• Description of the task:
Search the data for "JSON". Return each matching line.

• Data provided:
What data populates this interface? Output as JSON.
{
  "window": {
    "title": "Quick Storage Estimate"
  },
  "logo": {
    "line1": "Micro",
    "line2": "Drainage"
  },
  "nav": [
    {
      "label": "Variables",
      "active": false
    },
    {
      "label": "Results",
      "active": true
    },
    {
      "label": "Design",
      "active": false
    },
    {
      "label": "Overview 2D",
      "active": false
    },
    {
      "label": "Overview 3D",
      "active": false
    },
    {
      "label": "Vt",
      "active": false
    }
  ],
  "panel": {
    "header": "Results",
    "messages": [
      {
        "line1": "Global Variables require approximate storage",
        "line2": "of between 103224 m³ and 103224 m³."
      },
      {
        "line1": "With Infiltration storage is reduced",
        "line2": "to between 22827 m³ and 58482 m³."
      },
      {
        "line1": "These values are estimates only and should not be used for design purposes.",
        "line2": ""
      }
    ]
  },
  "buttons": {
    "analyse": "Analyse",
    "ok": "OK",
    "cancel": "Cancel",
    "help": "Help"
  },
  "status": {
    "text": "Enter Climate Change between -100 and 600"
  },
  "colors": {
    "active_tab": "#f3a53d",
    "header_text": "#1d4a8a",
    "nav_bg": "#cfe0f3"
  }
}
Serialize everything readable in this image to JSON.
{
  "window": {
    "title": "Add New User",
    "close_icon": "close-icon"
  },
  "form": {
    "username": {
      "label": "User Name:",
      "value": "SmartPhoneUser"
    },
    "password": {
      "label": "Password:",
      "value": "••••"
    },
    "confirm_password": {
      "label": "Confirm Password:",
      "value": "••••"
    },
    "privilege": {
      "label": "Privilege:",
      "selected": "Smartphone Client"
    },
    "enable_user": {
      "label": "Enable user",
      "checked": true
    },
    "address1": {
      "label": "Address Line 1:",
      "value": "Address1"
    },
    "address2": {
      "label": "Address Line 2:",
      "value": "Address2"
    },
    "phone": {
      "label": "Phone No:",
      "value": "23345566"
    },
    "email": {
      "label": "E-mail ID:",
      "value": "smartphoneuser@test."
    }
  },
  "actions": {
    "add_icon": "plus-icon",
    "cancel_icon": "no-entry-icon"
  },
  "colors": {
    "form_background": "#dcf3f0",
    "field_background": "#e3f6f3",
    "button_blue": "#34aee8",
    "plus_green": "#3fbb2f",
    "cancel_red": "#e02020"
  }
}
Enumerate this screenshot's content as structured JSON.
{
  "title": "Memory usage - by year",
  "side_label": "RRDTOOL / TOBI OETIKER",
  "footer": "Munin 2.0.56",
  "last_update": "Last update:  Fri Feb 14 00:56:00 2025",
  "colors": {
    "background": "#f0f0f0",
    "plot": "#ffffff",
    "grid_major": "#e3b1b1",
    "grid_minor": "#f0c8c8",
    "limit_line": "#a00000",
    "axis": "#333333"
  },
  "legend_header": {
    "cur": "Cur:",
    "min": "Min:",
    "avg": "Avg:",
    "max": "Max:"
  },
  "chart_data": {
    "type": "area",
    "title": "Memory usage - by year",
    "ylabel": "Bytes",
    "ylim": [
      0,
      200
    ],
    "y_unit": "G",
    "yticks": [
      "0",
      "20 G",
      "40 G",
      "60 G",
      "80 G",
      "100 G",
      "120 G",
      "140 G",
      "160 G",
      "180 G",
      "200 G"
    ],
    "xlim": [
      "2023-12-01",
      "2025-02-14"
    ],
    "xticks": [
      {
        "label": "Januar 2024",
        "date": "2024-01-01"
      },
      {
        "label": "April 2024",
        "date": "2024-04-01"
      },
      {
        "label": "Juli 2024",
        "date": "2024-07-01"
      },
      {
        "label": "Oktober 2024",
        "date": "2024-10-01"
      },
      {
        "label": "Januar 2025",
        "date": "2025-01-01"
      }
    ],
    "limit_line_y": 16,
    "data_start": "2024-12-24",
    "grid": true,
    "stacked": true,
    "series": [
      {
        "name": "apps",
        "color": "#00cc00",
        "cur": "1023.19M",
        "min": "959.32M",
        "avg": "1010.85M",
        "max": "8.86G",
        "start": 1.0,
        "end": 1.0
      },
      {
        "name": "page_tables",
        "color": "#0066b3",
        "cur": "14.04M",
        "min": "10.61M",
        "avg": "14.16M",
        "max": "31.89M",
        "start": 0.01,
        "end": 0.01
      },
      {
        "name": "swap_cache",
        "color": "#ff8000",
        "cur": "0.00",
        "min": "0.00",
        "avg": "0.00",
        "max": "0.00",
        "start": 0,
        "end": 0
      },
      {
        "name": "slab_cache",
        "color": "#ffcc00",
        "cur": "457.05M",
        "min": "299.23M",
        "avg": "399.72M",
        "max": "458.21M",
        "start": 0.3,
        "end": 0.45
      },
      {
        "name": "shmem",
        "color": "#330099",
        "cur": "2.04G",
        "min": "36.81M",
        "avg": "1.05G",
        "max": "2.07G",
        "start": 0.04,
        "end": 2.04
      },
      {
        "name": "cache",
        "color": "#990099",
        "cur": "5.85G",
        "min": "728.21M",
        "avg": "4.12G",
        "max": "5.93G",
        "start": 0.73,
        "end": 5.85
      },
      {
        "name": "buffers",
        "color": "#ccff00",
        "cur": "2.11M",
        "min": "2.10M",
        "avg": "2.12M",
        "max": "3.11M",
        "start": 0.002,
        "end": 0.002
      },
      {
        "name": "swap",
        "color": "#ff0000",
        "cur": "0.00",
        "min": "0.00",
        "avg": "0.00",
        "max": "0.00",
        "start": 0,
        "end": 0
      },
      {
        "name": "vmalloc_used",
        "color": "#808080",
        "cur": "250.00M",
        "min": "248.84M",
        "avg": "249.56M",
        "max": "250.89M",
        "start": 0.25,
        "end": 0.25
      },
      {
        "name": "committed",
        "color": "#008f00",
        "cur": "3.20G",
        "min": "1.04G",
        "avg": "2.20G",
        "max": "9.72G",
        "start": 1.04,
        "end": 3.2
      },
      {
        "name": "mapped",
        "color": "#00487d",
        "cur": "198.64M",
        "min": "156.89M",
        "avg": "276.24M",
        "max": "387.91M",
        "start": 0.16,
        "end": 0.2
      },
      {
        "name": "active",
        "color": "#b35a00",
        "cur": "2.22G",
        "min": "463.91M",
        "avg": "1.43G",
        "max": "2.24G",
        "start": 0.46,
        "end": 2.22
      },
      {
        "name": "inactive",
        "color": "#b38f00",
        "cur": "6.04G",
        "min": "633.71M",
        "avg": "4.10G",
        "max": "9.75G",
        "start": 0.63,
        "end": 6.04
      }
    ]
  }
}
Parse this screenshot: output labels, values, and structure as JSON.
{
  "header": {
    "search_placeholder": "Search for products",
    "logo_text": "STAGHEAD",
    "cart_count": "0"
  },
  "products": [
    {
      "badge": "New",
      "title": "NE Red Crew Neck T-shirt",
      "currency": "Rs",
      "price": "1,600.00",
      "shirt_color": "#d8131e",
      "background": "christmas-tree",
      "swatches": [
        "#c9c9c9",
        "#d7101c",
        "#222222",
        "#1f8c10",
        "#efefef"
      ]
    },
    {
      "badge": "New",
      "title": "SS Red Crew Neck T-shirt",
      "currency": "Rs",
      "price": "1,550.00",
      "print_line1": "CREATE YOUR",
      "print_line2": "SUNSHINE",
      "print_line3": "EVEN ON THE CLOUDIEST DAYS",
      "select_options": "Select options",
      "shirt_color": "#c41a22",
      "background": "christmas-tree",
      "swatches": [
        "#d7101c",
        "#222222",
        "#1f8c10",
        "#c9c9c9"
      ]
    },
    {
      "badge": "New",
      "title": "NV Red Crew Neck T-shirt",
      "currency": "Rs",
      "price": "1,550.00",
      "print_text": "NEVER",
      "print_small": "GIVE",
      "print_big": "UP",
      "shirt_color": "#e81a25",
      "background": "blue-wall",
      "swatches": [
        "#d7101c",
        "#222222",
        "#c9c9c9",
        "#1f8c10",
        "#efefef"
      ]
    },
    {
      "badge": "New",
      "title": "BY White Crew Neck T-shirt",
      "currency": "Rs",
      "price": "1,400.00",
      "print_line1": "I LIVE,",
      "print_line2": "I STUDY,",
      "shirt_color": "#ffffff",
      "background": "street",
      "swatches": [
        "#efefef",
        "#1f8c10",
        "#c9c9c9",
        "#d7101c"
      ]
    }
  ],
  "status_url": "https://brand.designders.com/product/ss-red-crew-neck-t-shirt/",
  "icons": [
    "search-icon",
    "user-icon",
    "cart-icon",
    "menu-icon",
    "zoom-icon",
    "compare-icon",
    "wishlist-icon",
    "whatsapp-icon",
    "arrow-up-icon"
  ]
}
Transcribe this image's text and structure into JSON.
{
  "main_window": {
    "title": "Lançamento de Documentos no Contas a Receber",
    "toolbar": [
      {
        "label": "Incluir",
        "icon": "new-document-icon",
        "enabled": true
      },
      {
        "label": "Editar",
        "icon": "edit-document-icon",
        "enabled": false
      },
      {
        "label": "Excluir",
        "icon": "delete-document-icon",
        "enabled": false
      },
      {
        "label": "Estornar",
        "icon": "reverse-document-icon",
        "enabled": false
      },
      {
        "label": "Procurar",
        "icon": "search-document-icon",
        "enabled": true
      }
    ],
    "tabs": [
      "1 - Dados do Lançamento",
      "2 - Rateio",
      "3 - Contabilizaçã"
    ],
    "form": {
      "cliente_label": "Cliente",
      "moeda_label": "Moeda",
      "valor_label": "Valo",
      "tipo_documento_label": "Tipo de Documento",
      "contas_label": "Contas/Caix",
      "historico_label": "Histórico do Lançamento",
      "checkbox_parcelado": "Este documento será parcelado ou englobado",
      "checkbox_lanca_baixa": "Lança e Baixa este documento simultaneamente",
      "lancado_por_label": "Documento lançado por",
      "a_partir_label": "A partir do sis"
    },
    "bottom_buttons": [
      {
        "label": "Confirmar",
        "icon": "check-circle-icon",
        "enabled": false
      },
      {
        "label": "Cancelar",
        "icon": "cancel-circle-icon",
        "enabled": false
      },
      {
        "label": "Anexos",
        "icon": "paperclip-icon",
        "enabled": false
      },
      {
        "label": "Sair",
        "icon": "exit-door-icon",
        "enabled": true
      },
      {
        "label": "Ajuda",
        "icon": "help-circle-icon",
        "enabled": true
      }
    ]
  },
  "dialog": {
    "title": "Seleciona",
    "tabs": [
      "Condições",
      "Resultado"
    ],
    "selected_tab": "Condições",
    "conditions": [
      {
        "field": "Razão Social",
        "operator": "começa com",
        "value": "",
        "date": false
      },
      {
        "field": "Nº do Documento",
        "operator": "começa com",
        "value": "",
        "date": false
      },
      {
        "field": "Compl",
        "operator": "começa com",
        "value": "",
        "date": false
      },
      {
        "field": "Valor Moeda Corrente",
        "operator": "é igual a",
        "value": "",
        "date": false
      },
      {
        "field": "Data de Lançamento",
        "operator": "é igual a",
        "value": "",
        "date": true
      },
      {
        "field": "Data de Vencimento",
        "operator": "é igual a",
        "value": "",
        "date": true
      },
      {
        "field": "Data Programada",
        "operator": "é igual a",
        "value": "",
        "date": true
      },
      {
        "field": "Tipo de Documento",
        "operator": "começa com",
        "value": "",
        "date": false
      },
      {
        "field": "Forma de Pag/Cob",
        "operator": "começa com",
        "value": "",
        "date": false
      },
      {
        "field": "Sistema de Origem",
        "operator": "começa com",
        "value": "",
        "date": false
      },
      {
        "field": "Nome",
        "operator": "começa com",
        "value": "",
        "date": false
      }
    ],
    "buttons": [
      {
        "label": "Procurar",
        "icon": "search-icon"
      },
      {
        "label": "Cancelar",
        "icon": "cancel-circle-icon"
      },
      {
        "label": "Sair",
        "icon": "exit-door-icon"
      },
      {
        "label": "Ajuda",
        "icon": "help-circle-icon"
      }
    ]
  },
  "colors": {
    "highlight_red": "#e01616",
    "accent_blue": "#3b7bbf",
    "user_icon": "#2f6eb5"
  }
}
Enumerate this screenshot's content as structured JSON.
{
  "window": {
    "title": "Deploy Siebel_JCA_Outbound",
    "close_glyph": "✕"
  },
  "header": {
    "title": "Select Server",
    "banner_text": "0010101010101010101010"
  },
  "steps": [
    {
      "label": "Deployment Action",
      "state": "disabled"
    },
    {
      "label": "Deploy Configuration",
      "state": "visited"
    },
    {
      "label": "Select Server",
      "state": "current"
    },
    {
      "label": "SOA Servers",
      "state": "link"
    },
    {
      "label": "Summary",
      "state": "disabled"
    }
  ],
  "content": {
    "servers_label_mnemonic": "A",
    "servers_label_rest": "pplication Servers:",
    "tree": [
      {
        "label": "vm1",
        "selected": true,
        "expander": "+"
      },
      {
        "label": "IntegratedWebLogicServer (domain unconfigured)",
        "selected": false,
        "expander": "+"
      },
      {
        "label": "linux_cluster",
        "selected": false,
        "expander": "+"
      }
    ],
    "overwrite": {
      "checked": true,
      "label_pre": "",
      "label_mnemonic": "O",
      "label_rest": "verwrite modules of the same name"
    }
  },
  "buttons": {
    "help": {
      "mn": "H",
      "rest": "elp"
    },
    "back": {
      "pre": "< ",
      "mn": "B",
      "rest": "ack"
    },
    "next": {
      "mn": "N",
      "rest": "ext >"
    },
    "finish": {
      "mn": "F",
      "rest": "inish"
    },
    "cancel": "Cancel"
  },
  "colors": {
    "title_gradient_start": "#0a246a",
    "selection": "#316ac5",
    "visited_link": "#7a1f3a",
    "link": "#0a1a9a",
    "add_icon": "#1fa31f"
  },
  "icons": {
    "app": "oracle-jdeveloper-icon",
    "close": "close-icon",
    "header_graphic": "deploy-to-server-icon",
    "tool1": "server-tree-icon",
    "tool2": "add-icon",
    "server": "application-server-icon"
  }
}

• Result below:
What data populates this interface? Output as JSON.
Serialize everything readable in this image to JSON.
Enumerate this screenshot's content as structured JSON.
Parse this screenshot: output labels, values, and structure as JSON.
Transcribe this image's text and structure into JSON.
Enumerate this screenshot's content as structured JSON.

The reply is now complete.